## Exercise brief:
For the records below, say how many lines contain the string "Unconfirmed". Give no other text.

[Excerpts from an interface dataset]

+++

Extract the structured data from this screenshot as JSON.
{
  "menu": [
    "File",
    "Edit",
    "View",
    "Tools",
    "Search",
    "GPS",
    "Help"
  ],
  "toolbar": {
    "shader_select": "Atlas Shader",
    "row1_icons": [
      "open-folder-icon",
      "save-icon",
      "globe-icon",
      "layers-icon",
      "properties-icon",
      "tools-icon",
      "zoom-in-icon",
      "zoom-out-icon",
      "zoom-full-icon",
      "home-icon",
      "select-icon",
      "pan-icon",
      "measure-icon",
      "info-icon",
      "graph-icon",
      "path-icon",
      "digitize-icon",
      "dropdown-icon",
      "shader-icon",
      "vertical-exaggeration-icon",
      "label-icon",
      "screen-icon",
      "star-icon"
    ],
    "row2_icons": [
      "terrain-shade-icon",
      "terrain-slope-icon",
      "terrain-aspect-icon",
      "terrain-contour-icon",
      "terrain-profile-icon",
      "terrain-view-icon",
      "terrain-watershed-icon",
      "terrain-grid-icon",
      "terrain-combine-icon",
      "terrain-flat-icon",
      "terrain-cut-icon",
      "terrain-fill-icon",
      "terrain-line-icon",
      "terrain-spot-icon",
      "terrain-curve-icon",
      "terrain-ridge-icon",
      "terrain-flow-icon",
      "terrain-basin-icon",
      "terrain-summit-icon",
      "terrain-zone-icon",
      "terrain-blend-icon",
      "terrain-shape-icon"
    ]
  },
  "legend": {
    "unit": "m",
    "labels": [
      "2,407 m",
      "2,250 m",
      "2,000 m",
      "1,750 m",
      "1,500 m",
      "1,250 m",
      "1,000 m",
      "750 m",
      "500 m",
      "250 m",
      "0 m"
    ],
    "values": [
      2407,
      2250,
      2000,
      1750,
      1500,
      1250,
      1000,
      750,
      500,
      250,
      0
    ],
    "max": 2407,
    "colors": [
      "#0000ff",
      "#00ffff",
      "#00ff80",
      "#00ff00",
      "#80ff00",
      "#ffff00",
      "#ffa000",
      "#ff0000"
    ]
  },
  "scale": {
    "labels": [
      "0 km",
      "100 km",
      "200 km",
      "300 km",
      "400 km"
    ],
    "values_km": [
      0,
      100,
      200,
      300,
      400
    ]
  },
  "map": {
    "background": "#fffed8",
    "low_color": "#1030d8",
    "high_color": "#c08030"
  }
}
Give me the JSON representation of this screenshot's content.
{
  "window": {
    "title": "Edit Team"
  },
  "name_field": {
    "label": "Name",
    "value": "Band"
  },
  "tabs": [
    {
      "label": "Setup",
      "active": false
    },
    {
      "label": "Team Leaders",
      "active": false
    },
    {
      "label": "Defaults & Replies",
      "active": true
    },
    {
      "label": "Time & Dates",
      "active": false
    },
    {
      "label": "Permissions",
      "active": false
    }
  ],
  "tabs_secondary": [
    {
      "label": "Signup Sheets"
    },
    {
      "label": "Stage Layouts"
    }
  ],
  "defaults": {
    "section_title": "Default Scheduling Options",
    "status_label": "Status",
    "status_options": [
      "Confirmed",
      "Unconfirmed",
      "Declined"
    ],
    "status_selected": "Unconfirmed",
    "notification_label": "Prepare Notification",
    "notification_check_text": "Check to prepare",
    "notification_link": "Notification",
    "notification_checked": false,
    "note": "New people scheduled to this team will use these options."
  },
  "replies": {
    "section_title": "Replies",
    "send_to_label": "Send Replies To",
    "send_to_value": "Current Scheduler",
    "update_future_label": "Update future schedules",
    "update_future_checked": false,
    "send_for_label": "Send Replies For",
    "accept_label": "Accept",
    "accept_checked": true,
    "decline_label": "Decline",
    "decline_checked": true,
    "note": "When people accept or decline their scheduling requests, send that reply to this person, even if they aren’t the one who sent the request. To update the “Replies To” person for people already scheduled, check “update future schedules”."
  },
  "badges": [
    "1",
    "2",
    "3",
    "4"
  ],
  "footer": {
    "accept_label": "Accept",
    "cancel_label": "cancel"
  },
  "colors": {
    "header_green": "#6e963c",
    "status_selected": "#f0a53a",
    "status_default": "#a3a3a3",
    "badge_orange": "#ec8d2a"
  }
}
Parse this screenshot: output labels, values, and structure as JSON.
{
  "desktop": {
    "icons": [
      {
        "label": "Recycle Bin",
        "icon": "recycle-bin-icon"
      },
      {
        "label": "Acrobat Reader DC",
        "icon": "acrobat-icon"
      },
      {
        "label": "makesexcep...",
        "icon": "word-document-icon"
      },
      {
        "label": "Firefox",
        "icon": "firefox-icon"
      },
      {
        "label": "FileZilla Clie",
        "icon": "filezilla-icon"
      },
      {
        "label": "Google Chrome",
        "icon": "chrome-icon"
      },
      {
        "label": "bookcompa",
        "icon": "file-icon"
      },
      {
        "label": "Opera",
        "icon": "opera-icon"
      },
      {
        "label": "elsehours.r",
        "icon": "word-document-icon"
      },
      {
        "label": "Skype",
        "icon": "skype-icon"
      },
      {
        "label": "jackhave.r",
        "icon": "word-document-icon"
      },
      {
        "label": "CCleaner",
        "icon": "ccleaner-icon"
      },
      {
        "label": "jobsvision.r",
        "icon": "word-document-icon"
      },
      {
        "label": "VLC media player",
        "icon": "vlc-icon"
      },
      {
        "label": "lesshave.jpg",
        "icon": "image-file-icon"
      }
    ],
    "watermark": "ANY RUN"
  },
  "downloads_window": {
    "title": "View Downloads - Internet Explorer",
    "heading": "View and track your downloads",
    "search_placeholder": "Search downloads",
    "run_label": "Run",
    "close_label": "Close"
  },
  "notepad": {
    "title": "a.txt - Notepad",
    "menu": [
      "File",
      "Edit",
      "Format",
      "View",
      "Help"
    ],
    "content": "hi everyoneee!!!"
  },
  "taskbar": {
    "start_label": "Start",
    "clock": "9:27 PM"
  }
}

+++

## Your solution:
2